WORK INSTRUCTION:
Tell how many lines contain the string "Wirkstoffe" in the material underneath; the reply is that number and no more.
※
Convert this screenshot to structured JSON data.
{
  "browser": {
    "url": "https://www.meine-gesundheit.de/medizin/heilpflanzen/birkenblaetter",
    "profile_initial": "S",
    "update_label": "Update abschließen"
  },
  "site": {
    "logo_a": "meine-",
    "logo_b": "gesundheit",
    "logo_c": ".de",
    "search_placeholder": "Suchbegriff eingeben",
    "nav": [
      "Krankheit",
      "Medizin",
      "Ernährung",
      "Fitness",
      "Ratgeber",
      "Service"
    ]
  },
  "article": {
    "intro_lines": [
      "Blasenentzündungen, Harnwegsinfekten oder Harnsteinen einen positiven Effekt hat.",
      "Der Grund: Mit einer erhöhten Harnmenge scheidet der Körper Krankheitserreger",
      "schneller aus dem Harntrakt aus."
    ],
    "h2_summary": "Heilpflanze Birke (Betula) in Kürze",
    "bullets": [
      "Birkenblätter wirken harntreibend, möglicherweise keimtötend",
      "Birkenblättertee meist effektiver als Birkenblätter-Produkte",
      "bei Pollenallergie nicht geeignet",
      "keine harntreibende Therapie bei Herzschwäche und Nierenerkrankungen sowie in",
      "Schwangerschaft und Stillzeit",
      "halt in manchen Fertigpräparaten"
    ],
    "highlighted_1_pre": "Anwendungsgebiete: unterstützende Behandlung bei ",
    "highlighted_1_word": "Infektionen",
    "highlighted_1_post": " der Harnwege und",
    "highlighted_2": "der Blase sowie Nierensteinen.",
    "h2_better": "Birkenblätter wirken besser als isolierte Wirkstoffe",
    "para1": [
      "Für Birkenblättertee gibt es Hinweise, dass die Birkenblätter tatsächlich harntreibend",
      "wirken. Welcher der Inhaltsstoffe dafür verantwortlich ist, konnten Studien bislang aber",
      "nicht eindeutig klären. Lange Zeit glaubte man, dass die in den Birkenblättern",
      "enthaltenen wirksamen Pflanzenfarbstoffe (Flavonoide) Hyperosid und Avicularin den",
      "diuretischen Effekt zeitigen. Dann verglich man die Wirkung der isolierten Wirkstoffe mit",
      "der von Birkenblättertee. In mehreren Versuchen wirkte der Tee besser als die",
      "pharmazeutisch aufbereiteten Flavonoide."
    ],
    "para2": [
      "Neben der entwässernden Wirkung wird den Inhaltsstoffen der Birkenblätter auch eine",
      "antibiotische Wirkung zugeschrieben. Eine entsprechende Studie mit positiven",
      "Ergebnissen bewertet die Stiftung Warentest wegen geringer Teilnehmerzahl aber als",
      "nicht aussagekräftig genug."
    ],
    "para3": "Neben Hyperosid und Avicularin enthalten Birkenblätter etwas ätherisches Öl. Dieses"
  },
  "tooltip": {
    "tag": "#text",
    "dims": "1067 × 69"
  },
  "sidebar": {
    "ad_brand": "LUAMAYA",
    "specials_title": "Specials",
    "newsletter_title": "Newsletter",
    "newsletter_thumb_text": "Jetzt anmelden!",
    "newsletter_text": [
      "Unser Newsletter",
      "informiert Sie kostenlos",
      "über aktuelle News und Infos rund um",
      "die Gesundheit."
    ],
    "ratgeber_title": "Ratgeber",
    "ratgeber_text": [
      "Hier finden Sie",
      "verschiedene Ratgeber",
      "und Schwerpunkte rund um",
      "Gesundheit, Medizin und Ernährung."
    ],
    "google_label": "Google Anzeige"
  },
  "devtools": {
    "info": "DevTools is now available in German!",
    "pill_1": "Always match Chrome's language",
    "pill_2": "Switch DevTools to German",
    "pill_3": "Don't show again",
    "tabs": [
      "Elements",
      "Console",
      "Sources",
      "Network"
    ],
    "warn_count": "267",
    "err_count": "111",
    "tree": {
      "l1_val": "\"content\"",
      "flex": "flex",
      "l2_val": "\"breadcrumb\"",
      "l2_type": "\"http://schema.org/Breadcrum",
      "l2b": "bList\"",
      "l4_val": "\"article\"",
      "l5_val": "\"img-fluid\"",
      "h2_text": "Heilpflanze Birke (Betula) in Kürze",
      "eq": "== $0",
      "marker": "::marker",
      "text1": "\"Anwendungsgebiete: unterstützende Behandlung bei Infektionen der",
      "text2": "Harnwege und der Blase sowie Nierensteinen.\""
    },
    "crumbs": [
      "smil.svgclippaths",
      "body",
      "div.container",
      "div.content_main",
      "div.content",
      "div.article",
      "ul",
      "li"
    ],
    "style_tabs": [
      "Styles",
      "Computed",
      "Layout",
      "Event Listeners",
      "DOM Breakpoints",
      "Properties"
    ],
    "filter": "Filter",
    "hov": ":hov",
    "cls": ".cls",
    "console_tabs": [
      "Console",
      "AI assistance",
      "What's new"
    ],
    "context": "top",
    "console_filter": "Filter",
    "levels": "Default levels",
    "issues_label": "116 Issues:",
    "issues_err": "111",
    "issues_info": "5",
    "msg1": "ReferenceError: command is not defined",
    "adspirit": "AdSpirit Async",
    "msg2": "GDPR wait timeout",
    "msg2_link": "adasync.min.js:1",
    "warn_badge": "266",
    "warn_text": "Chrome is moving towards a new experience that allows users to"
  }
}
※
FINISHED TASK:
2